▶ _REQUIREMENT_: Determine how many lines in the records include "this". Write the number and nothing more.

▶ _DATA PROVIDED_:
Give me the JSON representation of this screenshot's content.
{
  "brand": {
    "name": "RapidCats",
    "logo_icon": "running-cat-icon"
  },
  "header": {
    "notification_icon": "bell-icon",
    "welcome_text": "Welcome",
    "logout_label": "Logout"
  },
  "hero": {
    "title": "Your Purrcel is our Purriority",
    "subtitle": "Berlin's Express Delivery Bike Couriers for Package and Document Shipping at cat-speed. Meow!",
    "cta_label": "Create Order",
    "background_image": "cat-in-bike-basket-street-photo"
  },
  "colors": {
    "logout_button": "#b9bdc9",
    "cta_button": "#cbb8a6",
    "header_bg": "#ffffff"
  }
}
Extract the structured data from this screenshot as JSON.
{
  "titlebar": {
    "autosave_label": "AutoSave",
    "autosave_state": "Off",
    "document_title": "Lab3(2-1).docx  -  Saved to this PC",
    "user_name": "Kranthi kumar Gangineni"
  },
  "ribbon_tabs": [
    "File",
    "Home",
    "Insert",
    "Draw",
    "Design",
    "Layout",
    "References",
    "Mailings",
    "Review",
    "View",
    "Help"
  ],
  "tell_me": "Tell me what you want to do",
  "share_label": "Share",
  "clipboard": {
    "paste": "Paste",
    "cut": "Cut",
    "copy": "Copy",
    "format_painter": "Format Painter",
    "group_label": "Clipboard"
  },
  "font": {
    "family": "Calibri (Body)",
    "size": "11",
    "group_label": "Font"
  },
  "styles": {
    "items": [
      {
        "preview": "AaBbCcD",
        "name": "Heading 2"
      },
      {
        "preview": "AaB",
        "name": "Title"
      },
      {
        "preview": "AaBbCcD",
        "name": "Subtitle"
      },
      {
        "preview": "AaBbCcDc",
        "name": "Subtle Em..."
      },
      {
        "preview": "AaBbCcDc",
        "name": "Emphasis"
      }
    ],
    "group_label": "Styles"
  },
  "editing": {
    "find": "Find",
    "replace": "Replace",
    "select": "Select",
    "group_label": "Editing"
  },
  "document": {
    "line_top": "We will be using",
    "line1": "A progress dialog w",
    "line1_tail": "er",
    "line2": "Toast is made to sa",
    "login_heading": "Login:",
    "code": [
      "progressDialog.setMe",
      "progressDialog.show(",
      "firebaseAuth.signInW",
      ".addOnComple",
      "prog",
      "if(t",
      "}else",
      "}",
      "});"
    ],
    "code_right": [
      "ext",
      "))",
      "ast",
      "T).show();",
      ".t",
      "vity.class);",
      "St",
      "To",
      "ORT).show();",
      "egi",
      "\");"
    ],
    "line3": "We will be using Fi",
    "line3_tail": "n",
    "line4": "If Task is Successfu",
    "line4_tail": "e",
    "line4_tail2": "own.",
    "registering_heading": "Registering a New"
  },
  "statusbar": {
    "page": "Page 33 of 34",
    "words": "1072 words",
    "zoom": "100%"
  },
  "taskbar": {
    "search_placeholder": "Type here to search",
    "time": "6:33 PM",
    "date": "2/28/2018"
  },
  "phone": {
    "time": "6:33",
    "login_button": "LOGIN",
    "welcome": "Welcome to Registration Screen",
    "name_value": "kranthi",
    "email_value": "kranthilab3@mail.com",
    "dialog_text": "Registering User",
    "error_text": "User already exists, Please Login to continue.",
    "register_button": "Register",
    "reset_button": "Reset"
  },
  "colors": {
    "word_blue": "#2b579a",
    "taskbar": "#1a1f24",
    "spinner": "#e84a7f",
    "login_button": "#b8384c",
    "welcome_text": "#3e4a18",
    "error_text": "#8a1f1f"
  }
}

▶ _ANSWER BOX_: 3